He's complaining about Wordpress and their vulnerabilities when he:
1. hadn't upgraded wordpress in months
2. hadn't performed any backups of his posts
It's hard to be sympathetic to him or TechCrunch. If they're going to use custom features like third-party plugins and specially designed pages, they should have developers on staff to actively work to make sure that their customizations will work after an upgrade. By not doing that they're begging to be attacked.
Whenever a security update is released it is utterly trivial to do a diff against the previous package and get a vector to exploitable vulnerabilities in the previous version (in many cases the changelogs themselves are a good hint). The default Wordpress headers also make it easy to quickly tell which version of WP a site is running and whether it's worth attacking.
I give Wordpress credit for the advances they've made in automating parts of the upgrade process - it's now one click from the dashboard and if you are a popular site there really is no excuse for running an out of date version.
However it's not enough. Wordpress need to move to minor/major versions where minor versions, that consist of security updates, are automatically updated to when detected by a blog. (Major updates that feature changes likely to break plugins should still require user input).
Yes, I admit frequent updates can be a nuisance, but when they are literally spoon feeding you the update process (less than 10 seconds and one click in most cases), its stupidity - really.
Drupal CMS less popular - more vulnerability.
It's an artifact of their development practices and code quality that requires such frequent updates, not a desire to provide regular small patch sets.

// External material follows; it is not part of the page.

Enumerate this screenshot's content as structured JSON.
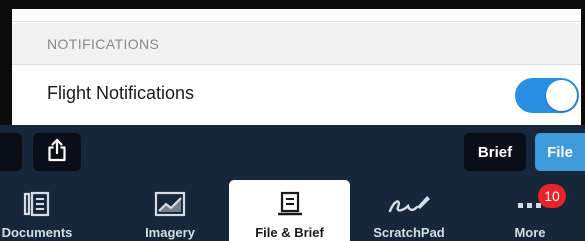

See tptacek's comment on their implementation quality: http://news.ycombinator.com/item?id=806910
You can also compare the quantity and severity of vulnerabilities against MediaWiki:
Why do there have to be frequent security updates in first place?
If they didn't manage to tighten up their very limited attack surface in 6 years then I'd say it's a lost cause.
For me the problem is not that they release frequent updates - I would have a problem if they didn't release frequent updates to known severe vulnerabilities. If you look at their release logs you will see that most of their security updates has 24-48 hours of turnaround from the time of the vulnerability detection.
The recent vulnerability that this blog and most others (ie, smashing magazine) got affected has been fixed 2 releases before the current release. People who are affected didn't update for the last 3 release and someone developed a script out there that automatically scans for that vuln. and takes advantage of it.
From a security standpoint Wordpress is a trivial application because it's almost entirely read-only, except for the comments. Making a plugin-architecture bullet proof is a different story, but as I understand it most of these issues affect the very core, i.e. a vanilla wordpress install.
There is no excuse for their sorry state of affairs.
That list lumps in security vulnerabilities from over 4000 third-party plug-ins.
For me, I am subscribed to their blog so get notified by e-mail when there is an upgrade, from there it takes less than a minutes to login to my admin and upgrade. As a matter of fact, I did my last update from my iphone when I was on the road.
Instead of playing the "poor me" game, say it the way it is; you failed at keeping your wordpress install up to date and secure and you failed at having a backup.
Smashing magazine got compromised last week and came out straight and admitted their failure on keeping it safe by not upgrading.
This scoobie guy sounds a lot like arrington - no wonder they are best friends.
Which is, in itself, a fruitful source of potential security holes: To accomplish this feature, Wordpress has to have permission to overwrite its own executables.